I’ve learned over the years that not all mistakes that look catastrophic really are. Colored pencil artists have a lot of tools available that make covering up even big mistakes easier than it’s ever been before.
And even if you don’t have access to those tools, there are ways to lift and replace color, and cover up big mistakes.
Read How to Fix a Big Mistake for a step-by-step tutorial.
That doesn’t mean that every big mistake can be covered up or corrected, though. If something is beyond your skill level to fix, or when attempts to fix it end up making things worse, then it’s time to think about starting that drawing over.
The problem can’t be cropped out of the composition.
One of the first options I consider when I find major problems is cropping the drawing to eliminate the problem. If a major mistake is close to the edge of the drawing, you may very well be able to crop it out, or mat over it. That should always be the first option.
But what if the mistake isn’t near an edge? What if it’s right in the middle of the drawing or in a position that makes cropping the drawing difficult?

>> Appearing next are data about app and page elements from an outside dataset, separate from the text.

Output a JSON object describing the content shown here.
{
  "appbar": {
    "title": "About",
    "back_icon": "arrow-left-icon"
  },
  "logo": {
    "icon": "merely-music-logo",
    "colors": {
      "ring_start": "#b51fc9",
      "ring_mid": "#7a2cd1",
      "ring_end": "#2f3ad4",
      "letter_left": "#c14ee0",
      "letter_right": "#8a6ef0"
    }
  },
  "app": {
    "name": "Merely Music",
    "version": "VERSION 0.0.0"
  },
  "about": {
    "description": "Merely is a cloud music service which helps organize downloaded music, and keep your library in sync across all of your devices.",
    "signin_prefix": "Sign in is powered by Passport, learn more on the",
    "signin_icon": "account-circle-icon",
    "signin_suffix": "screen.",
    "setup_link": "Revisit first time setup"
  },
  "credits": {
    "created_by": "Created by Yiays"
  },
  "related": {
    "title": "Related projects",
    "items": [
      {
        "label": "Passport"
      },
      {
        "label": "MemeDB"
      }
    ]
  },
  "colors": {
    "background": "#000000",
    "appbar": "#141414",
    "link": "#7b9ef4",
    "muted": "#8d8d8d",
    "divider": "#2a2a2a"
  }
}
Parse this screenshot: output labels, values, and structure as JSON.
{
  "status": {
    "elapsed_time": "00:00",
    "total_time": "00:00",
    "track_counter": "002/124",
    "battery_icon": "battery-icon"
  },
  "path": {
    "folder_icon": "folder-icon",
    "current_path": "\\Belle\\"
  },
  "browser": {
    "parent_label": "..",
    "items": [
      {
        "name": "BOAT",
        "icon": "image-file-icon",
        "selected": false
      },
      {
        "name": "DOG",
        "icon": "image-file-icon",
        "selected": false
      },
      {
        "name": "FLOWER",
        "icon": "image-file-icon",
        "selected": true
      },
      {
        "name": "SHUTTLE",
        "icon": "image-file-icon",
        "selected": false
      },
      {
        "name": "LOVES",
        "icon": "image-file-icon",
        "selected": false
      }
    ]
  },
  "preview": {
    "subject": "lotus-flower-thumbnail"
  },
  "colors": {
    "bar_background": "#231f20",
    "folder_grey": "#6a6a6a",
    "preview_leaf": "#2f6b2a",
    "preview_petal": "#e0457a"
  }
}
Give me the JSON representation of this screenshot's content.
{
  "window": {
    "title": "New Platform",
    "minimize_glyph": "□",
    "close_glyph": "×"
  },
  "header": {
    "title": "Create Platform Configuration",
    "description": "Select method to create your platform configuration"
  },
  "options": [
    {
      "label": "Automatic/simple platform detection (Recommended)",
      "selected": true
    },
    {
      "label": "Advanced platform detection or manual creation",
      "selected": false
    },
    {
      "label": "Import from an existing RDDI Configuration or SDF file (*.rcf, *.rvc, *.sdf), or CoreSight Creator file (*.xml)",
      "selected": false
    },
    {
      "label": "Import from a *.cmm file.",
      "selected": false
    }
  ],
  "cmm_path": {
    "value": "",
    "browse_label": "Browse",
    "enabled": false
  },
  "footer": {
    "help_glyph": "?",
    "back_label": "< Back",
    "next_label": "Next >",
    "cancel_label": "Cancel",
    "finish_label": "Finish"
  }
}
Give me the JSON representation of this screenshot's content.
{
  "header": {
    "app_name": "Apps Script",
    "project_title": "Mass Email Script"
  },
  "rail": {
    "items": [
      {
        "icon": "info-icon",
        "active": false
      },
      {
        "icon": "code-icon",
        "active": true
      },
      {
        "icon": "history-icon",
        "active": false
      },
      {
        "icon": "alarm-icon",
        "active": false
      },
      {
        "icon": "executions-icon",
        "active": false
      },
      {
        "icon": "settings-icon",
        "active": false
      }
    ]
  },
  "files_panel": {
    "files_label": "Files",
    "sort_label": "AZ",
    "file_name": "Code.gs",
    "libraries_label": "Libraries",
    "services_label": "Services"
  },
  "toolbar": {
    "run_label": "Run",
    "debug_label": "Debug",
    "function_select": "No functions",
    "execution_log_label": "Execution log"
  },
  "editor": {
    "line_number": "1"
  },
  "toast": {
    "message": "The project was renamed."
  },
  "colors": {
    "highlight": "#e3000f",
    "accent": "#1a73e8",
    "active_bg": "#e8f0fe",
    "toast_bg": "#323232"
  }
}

If there is no other way to fix or mask the problem, starting the drawing over may very well be your best choice.
The support gets damaged beyond repair.
I once tore the surface of the drawing paper right in the middle of the drawing. Pulled the sizing right off the internal fiber of the paper while using tape to lift color. I thought it was ruined!
Fortunately, my husband (and the Colored Pencil Solution Book by Janie Gildow and Barbara Benedetti Newton) showed me how to repair the damage and finish the drawing.
Punctured, torn, or heavily stained paper, on the other hand…. Those are another matter.
Maybe you can crop the damage and salvage the drawing, but if you really want to finish the drawing as you originally designed it, starting over is the only option.
Should You ever Do a Portrait Over for a Client?
This is really a personal choice. Most artists would answer that question with a very firm, “Absolutely not!”
But my word has always been my bond, and I have made extensive changes to portraits to satisfy clients. Especially if I felt the problem was due to my carelessness, laziness, or something else. That hasn’t happened very often, but I can think of at least one client for whom I not only ended up doing the portrait over; the delivered portrait was a totally different concept from the original concept.
I hope these tales of woe from my studio help your make the decision whether or not to start a drawing over when the need arises.
But what I really hope is that they’ll help you avoid getting into that position in the first place! 😉